What is required >> Scan the entries below for the string "icon" and copy every line where it turns up.

Exercise data >>
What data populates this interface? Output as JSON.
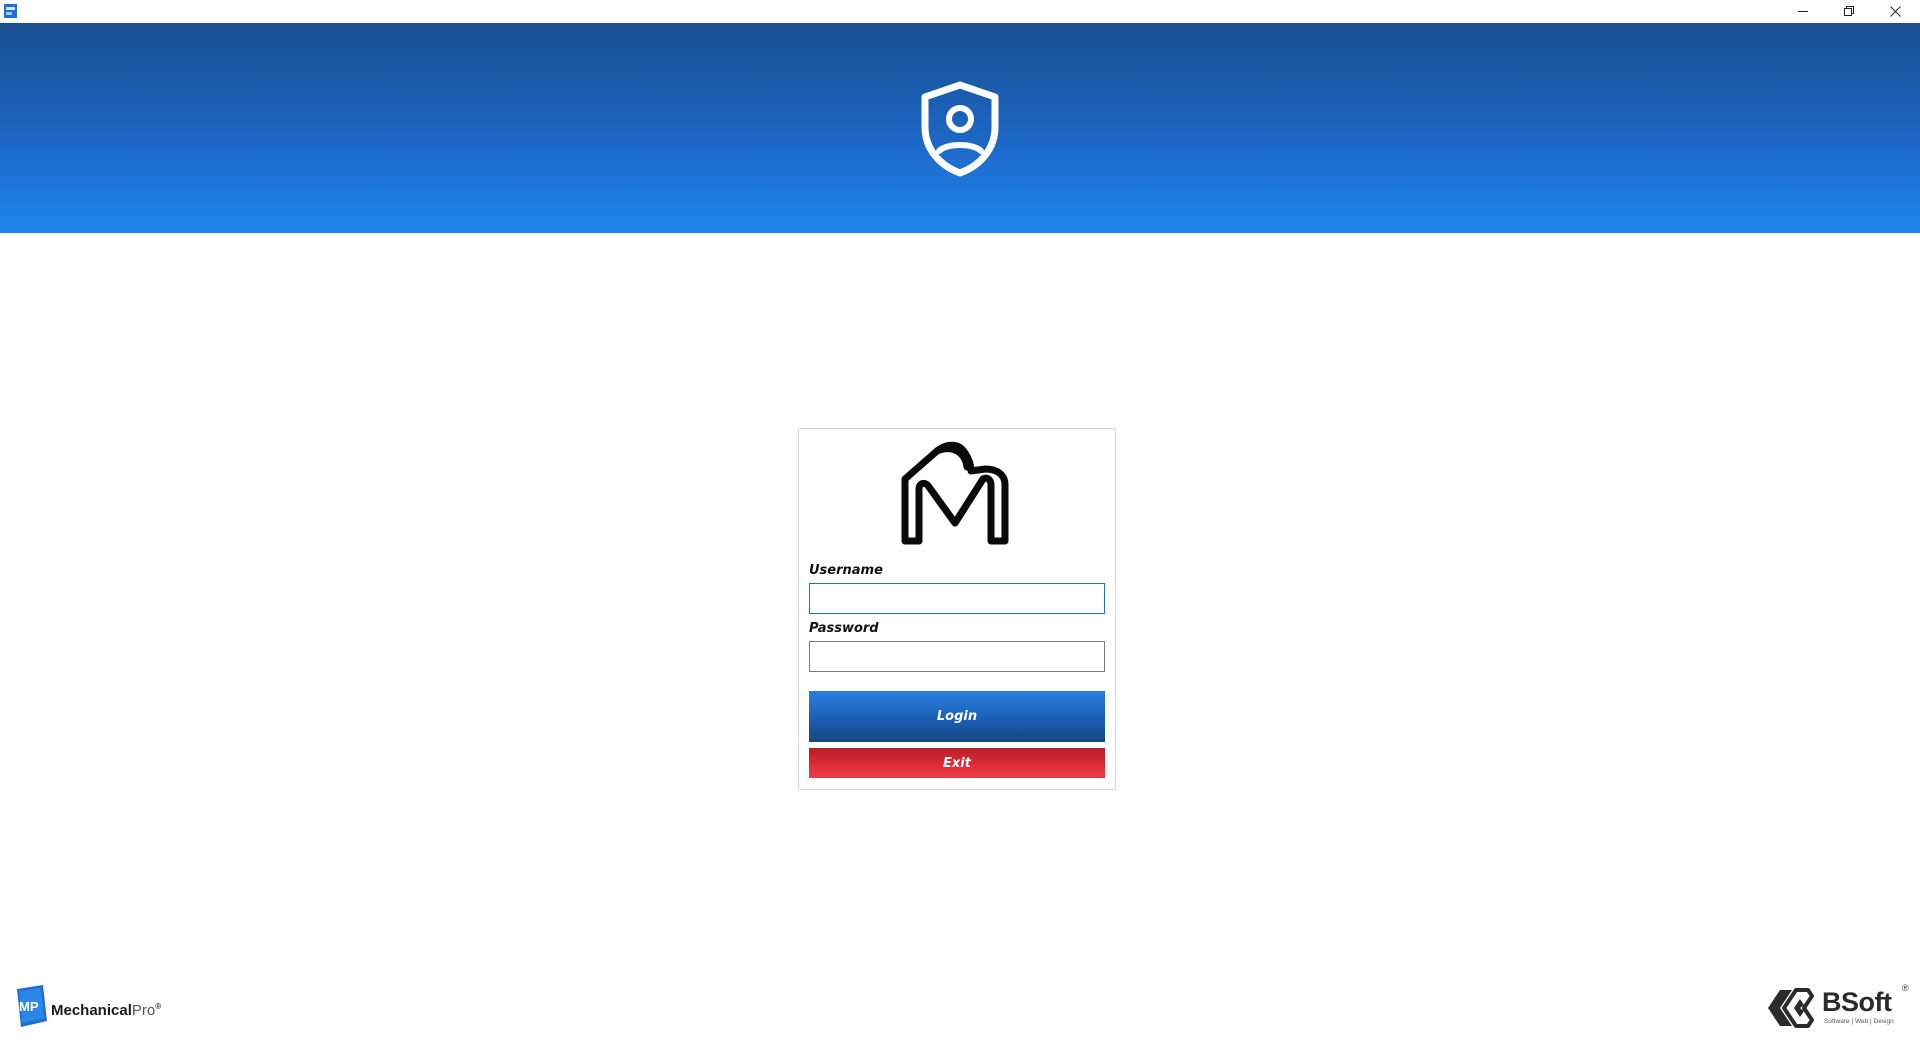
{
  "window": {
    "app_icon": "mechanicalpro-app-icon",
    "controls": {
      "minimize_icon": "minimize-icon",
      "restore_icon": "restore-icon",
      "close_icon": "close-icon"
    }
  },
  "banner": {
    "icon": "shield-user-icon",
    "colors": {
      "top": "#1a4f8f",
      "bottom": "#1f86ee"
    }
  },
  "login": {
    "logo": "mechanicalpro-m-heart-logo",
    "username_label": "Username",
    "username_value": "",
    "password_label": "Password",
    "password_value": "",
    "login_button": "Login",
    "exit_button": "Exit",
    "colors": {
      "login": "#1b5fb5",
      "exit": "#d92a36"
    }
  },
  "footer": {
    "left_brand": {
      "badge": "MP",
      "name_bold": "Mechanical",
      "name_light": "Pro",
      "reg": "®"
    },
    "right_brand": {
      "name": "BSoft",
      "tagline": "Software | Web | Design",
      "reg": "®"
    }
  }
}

Finished exercise >>
    "app_icon": "mechanicalpro-app-icon",
      "minimize_icon": "minimize-icon",
      "restore_icon": "restore-icon",
      "close_icon": "close-icon"
    "icon": "shield-user-icon",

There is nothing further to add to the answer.